  • Feeling sad, "empty," flat, or hopeless
  • Not being able to concentrate or remember details
  • Feeling very tired, not being able to sleep, or sleeping too much
  • Overeating or not wanting to eat at all
  • Thoughts of suicide or suicide attempts
  • Physical aches or pains, headaches, cramps, or digestive problems
  • Inability to meet the responsibilities of work, caring for family, or other important activities
  • Engaging in high-risk activities
  • A need for alcohol or drugs
  • Withdrawing from family and friends or becoming isolated

Monday 11 June 2018

She Seemed Happy

I really love stuff like this because it shows that you never know what's inside someone. Even if the outside seems perfectly fine

She seemed happy. He was so successful. He had it all - love, money and fame. The last time that I spoke to her she was making plans. These are all things that have been said about people after they died by suicide. They also show what we fail to see: mental illness is not about being sad all the time. You might not see the signs.

The high profile deaths this past week of designer Kate Spade and celebrity chef/writer/TV host Anthony Bourdain were shocking, heartbreaking and perplexing to many.

Both of these people left behind young children, partners, families and friends. And, of course, their millions of followers and fans. The question that follows is often this: how could they do it?

Here's what I believe to be true about those who die by suicide. They don't want to die - they just want the pain and suffering to end. For those of you who have never experienced severe mental illness this must be difficult to imagine.

To feel that there is only one way out, to feel that there is no hope left and no light at the end of the tunnel must be horrible. When I went through a major depressive episode about five years ago I had suicidal thoughts. But I was one of the lucky ones; I could still make out that tiny sliver of light. So I held on. I was not without hope.

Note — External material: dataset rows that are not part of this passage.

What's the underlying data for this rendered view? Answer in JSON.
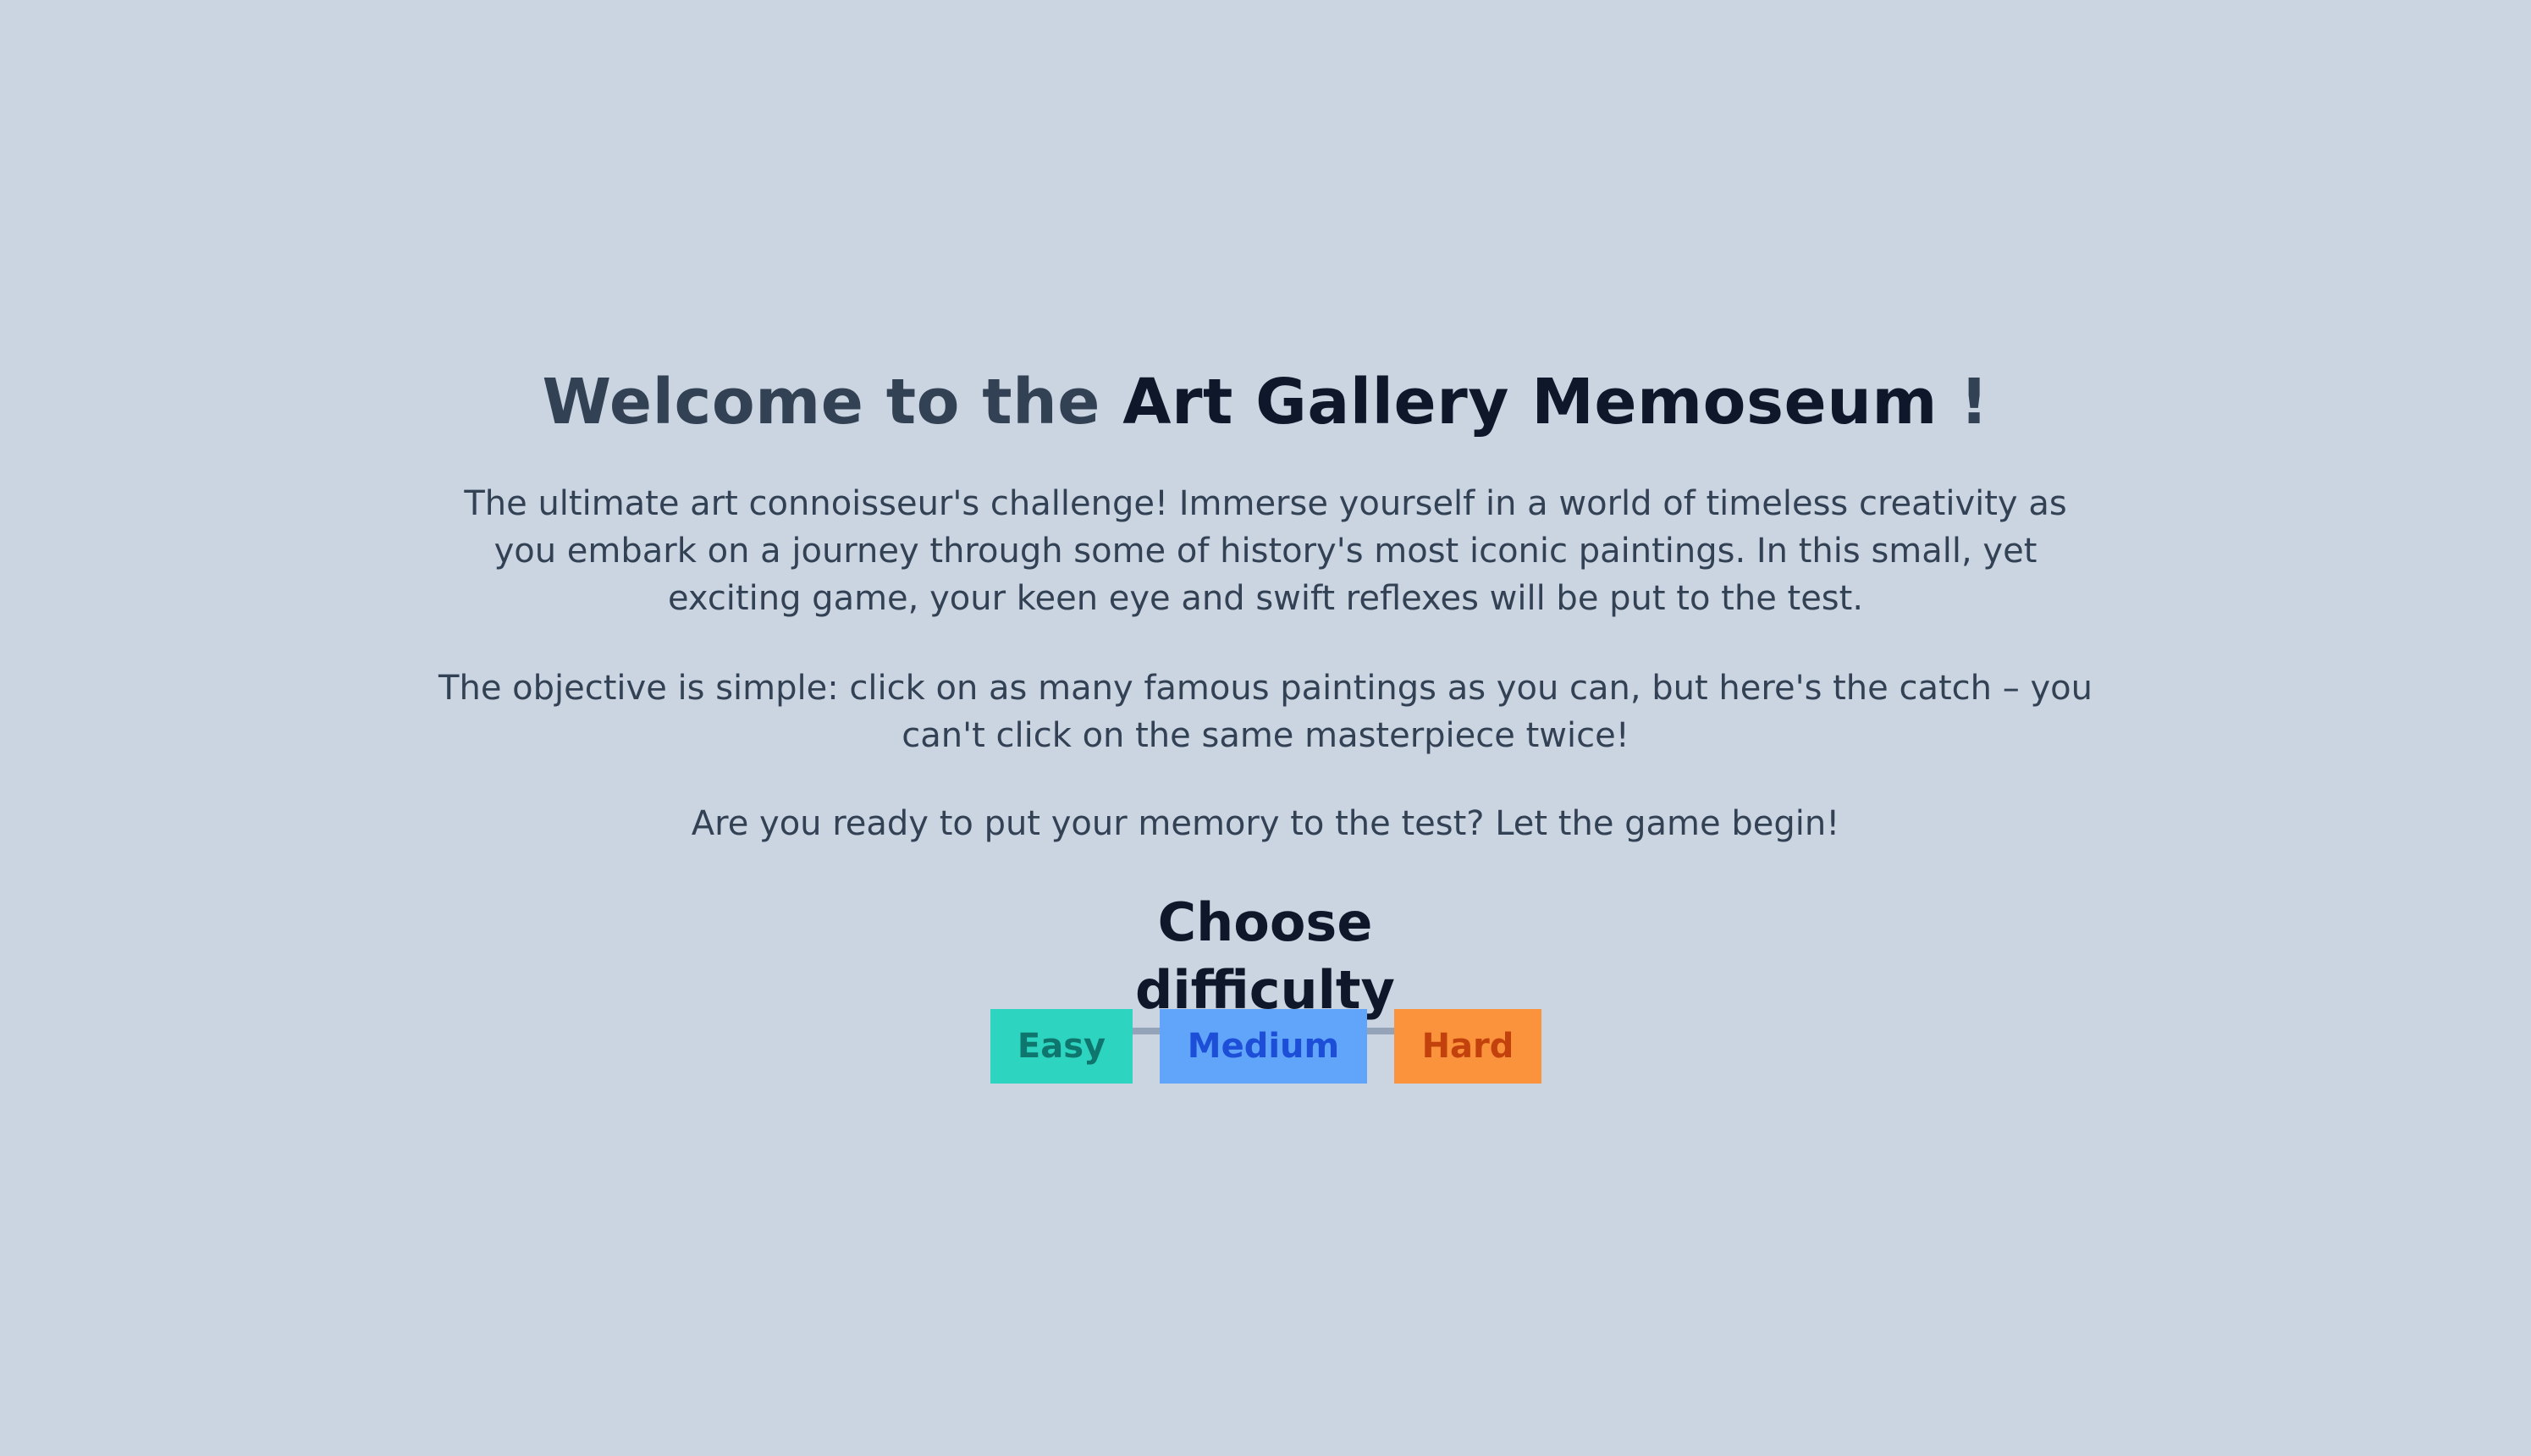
{
  "welcome": {
    "prefix": "Welcome to the ",
    "brand": "Art Gallery Memoseum",
    "suffix": " !"
  },
  "intro": {
    "paragraph1": "The ultimate art connoisseur's challenge! Immerse yourself in a world of timeless creativity as you embark on a journey through some of history's most iconic paintings. In this small, yet exciting game, your keen eye and swift reflexes will be put to the test.",
    "paragraph2": "The objective is simple: click on as many famous paintings as you can, but here's the catch – you can't click on the same masterpiece twice!",
    "paragraph3": "Are you ready to put your memory to the test? Let the game begin!"
  },
  "difficulty": {
    "heading": "Choose difficulty",
    "buttons": {
      "easy": "Easy",
      "medium": "Medium",
      "hard": "Hard"
    }
  },
  "colors": {
    "background": "#cbd5e1",
    "easy_bg": "#2dd4bf",
    "medium_bg": "#60a5fa",
    "hard_bg": "#fb923c"
  }
}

I am one of the 14.7% of Canadians who have thought about suicide, according to data collected from the Canadian Community Health survey in 2012. Sadly, 11 people will die by suicide in Canada today. It is the ninth leading cause of death in Canada. This statistic, coupled with the fact that mental illness is the number one category of disability worldwide, points to a serious health problem.

To put this into perspective, let's compare it to breast cancer. According to Statistics Canada, approximately 5,300 women will die from the disease this year. Suicide deaths will total approximately 4, 015. And there will be no pink ribbons to raise awareness of this.

Mental disorders - depression, bipolar disorder, addiction, to name a few - are complicated disorders of the brain.  What scientists know about the brain is a small amount. What is known is that these are real and they are serious.

We will lose people to suicide as a result of these illnesses. But we can save some people, simply by talking about this. Educating ourselves about mental illness is crucial. And choosing to be curious rather than judgemental is important.

Maybe the person that we need to worry about is the one who seems to have it all together, who never lets you see them cry.

KB xo

Get help: Canadian Association for Suicide Prevention

"Eating Disorders: What Are We Truly Hungry For?"

    For two years in my 30's I had an eating disorder: bulimia. It took me ten years to admit that to anyone, even my doctor. I f...